The harmless adult Antlion is hard to miss. This species is the biggest of all North American Antlions Its wingspan can stretch to 120 mm (over 4.5 inches) across. While the name seems unusual for an insect, it makes more sense when the feeding habit of its younger self is explored.
The larval Antlion is also called a Doodlebug. They are only able to walk backwards and, in doing so, create a trench as they go. They meander as they walk, creating doodles in the loose soil or sand. These child-like sketches are endearing, but they are also great tools for tracking the actual Antlion to its pit of death. Once the offspring has found a suitable location, it will build a cone-shaped crater in the loose sand or dirt where it will lie in wait for its next meal, much like a lioness. Larval antlions dig these burrows and then sit in them with their heads just below the surface. When a careless ant walks too close to the hole, it falls in, and the larval Antlion snatches it with its huge jaws. It stabs the ant with a straw-like mouth part that injects digestive enzymes into the ant. This chemical reaction allows the Antlion to suck all of the liquified internal parts out of the ant. This method of hunting will continue until the young Antlion develops into a winged adult. Fortunately for people, the mighty jaws of the young Antlion are too small to do any damage to human skin.

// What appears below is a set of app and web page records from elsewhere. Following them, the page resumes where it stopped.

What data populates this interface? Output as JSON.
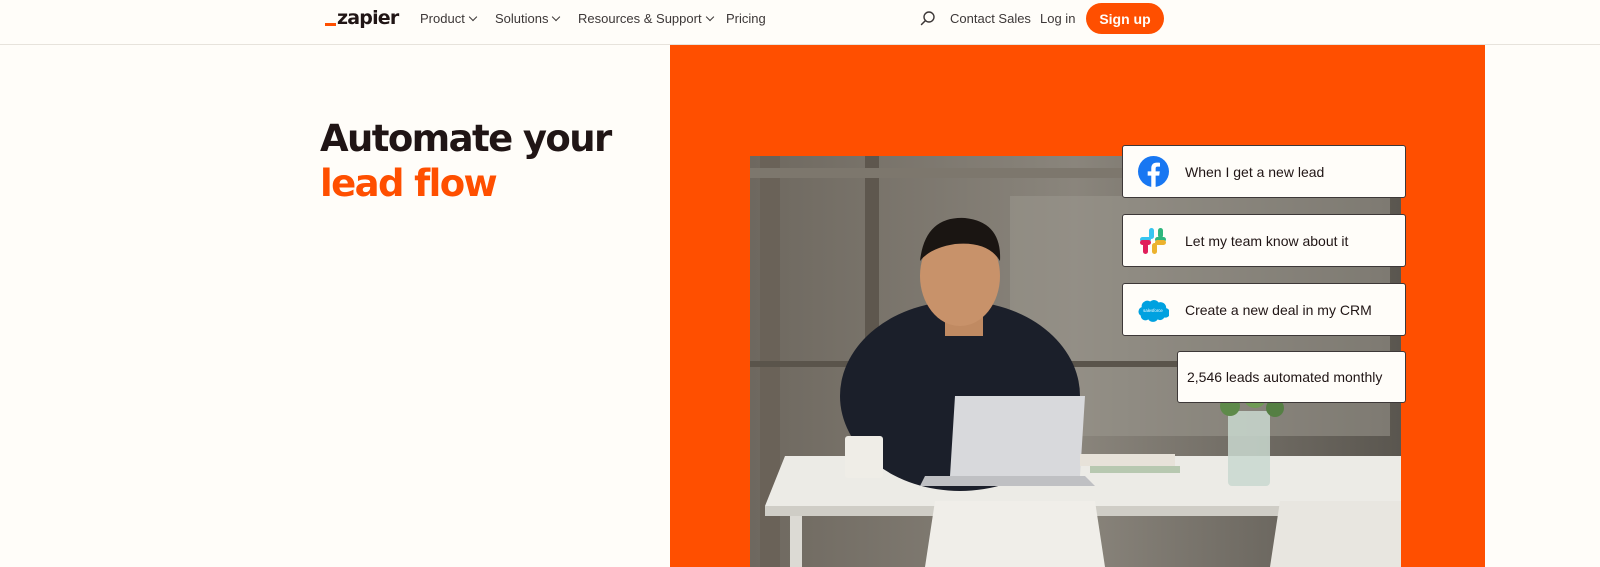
{
  "header": {
    "logo_text": "zapier",
    "nav": [
      {
        "label": "Product",
        "has_dropdown": true
      },
      {
        "label": "Solutions",
        "has_dropdown": true
      },
      {
        "label": "Resources & Support",
        "has_dropdown": true
      },
      {
        "label": "Pricing",
        "has_dropdown": false
      }
    ],
    "search_icon": "search-icon",
    "contact_sales": "Contact Sales",
    "login": "Log in",
    "signup": "Sign up"
  },
  "hero": {
    "headline_line1": "Automate your",
    "headline_line2": "lead flow",
    "panel_color": "#ff4f00",
    "cards": [
      {
        "icon": "facebook-icon",
        "label": "When I get a new lead"
      },
      {
        "icon": "slack-icon",
        "label": "Let my team know about it"
      },
      {
        "icon": "salesforce-icon",
        "label": "Create a new deal in my CRM"
      }
    ],
    "stat": "2,546 leads automated monthly",
    "salesforce_logo_text": "salesforce"
  },
  "colors": {
    "brand": "#ff4f00",
    "background": "#fffdf9",
    "text": "#201515"
  }
}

Adult Antlions drink nectar and eat pollen. They may also consume other insects. They are attracted to lights at night, like moths, but can be seen in the daytime resting on tree trunks or on the walls of buildings. They are weak fliers and are most active in spring and summer. They are considered beneficial to have around since they control ant populations, help pollinate flowers, and are no threat to humans.

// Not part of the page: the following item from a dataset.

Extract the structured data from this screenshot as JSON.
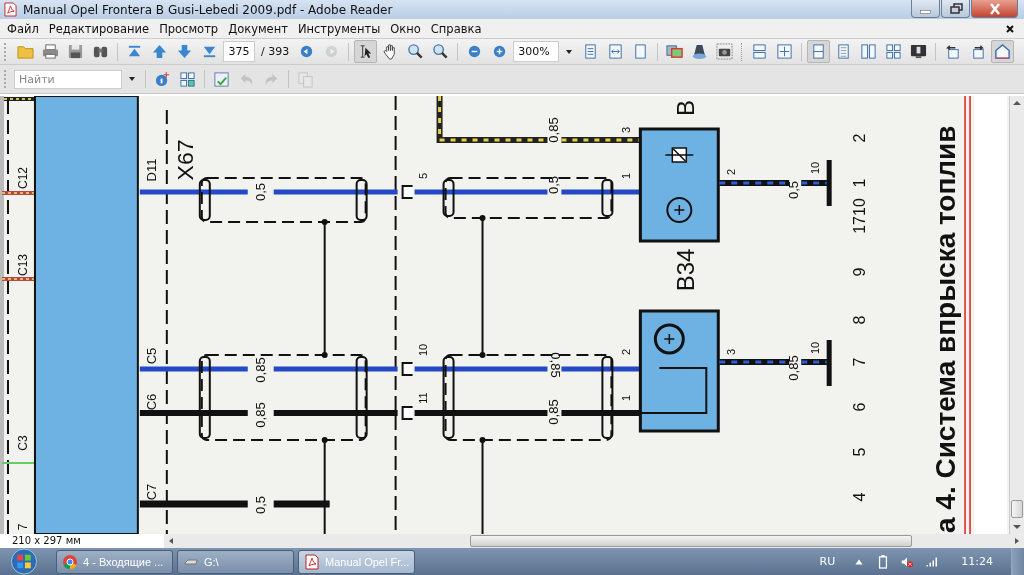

General Characteristics Capability, Shape, Texture/Pattern, Benefits, Dangers
Note: An insect's reach is not limited by lines drawn on a map and therefore species may appear in areas, regions and/or states beyond those listed above as they are driven by environmental factors (such as climate change), available food supplies and mating patterns.